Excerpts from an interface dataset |
....

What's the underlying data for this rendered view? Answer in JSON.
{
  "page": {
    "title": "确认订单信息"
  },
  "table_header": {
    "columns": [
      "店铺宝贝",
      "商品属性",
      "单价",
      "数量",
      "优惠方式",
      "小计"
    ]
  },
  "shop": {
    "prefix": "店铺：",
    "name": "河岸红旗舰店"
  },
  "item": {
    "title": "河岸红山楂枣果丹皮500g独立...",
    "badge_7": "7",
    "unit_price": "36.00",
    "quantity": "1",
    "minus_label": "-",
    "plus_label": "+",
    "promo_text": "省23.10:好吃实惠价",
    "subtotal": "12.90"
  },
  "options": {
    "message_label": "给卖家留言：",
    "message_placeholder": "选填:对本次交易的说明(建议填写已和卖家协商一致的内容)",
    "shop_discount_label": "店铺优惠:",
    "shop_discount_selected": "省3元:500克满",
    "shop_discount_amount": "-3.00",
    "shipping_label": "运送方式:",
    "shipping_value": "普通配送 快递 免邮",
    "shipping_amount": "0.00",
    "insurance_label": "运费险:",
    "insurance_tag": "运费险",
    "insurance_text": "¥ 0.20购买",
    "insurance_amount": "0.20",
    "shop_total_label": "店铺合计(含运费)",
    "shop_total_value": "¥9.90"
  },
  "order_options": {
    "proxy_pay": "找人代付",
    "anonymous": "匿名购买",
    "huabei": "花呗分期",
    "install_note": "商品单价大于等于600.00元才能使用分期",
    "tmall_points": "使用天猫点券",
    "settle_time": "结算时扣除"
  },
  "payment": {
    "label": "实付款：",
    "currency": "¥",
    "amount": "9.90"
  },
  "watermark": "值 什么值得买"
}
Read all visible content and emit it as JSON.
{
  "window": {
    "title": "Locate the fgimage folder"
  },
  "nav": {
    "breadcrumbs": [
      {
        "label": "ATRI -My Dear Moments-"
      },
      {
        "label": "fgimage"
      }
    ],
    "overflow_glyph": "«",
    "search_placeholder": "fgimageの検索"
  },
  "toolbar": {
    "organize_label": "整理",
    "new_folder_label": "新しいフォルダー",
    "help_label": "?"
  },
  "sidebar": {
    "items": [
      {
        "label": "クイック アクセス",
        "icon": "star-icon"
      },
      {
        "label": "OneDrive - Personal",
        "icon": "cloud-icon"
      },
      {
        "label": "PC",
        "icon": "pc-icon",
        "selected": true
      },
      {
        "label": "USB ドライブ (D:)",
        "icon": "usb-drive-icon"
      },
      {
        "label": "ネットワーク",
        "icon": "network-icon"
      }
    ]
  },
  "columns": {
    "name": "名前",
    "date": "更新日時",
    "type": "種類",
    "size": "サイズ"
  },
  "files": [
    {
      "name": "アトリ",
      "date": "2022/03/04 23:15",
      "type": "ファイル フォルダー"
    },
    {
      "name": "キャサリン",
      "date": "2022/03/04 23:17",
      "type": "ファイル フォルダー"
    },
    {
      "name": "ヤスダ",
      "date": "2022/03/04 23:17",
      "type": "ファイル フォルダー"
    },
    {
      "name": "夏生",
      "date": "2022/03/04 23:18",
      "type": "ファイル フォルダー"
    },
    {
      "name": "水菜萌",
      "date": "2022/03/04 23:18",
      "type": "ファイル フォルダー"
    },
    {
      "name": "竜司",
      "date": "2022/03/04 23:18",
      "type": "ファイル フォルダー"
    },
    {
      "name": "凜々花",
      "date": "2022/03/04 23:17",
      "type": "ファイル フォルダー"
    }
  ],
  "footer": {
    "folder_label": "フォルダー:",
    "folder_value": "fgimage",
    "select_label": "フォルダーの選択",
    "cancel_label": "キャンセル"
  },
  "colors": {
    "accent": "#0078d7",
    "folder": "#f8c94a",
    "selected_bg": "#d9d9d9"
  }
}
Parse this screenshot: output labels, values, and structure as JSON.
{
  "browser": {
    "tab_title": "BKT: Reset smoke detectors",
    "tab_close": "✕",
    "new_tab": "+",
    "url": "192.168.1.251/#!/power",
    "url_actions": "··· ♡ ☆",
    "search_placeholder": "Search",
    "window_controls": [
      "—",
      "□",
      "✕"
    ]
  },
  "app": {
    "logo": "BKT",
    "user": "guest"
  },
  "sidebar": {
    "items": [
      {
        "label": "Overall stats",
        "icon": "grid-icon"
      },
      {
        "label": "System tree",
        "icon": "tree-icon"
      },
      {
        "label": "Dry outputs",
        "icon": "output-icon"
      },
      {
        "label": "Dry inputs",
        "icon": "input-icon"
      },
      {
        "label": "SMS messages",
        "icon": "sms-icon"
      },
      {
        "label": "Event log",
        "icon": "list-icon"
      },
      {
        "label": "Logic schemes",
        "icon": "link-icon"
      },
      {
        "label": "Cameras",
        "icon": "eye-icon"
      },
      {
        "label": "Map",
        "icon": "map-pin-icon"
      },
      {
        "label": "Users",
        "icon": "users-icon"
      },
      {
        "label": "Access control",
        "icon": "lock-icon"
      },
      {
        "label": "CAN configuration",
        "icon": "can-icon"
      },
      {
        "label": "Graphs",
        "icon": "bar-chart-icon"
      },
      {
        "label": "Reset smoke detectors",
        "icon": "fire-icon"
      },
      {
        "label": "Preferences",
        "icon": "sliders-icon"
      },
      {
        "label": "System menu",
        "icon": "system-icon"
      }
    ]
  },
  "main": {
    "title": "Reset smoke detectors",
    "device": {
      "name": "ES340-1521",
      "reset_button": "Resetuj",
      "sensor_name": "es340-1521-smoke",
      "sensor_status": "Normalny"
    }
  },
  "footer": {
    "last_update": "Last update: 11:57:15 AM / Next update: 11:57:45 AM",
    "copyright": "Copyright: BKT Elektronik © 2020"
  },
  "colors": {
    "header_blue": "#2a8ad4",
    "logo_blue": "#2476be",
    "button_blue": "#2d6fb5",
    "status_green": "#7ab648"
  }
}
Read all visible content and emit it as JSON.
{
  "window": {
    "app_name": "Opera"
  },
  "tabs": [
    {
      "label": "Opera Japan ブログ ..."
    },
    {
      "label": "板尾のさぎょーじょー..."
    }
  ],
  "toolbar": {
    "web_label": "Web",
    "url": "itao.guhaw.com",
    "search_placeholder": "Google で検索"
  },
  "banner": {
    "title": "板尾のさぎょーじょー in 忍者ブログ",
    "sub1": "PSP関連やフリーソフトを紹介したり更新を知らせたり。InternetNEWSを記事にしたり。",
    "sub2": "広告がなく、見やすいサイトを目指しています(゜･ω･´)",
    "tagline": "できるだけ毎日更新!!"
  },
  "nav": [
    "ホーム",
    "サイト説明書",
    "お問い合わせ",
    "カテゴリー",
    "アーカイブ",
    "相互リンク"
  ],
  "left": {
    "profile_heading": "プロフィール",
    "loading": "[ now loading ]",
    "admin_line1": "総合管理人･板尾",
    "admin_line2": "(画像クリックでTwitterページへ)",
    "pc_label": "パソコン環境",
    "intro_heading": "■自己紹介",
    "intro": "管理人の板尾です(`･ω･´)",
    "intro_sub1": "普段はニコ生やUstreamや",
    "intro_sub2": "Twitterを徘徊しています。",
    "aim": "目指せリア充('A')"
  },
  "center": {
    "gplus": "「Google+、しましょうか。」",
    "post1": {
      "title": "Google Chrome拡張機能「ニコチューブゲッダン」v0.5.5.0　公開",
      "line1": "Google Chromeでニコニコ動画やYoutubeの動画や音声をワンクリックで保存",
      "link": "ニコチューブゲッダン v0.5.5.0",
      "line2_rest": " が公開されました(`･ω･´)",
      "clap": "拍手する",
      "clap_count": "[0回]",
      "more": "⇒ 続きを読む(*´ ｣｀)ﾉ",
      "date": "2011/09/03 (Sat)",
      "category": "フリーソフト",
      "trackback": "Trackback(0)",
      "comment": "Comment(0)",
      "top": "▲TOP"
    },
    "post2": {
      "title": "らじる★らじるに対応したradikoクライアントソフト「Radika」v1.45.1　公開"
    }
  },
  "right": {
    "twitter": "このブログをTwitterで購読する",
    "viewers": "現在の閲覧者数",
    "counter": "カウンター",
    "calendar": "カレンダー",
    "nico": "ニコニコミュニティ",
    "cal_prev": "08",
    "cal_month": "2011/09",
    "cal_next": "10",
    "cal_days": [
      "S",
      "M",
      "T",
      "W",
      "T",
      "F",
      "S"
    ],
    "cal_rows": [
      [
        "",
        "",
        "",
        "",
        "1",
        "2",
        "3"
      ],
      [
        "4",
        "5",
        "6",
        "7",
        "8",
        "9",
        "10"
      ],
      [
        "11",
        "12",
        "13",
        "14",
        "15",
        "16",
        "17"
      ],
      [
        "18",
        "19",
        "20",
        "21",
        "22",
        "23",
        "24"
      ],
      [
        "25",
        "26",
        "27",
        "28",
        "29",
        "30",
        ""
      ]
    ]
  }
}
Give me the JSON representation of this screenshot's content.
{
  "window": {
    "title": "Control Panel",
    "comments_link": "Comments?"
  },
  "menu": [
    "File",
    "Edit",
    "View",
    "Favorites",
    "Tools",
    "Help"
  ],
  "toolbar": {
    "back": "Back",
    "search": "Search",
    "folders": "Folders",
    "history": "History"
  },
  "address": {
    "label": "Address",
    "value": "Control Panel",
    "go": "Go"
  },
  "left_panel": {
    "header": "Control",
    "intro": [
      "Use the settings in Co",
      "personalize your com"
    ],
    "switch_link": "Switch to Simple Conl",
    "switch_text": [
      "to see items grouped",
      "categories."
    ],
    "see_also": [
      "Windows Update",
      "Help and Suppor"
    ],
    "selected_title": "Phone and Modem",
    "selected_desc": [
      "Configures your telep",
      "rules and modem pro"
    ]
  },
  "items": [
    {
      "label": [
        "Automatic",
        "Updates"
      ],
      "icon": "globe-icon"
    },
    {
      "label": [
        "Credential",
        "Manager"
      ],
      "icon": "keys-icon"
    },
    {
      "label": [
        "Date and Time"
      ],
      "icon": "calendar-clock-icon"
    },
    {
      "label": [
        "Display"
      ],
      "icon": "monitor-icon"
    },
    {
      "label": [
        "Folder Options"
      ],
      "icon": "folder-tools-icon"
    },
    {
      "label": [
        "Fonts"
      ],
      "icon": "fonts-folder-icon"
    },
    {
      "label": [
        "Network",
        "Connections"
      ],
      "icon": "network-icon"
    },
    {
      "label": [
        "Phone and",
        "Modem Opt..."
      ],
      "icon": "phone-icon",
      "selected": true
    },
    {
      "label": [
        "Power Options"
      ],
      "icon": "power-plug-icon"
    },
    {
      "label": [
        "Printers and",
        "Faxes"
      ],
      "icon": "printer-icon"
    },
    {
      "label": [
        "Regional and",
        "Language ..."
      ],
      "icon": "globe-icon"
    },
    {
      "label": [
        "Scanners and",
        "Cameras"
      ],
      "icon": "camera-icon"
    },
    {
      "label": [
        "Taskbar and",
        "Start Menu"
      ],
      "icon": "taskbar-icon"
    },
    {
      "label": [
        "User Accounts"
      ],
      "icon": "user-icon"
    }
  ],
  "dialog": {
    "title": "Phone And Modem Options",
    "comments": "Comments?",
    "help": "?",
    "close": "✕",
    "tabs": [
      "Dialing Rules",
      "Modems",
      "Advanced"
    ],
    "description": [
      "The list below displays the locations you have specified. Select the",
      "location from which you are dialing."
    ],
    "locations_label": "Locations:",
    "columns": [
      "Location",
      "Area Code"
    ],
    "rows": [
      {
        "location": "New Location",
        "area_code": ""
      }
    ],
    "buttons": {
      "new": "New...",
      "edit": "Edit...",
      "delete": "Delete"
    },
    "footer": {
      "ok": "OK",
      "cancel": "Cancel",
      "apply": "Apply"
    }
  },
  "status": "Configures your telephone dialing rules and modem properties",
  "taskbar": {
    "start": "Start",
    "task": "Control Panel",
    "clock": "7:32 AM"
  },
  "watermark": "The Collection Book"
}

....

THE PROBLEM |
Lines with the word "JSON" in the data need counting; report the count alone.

REPLY |
5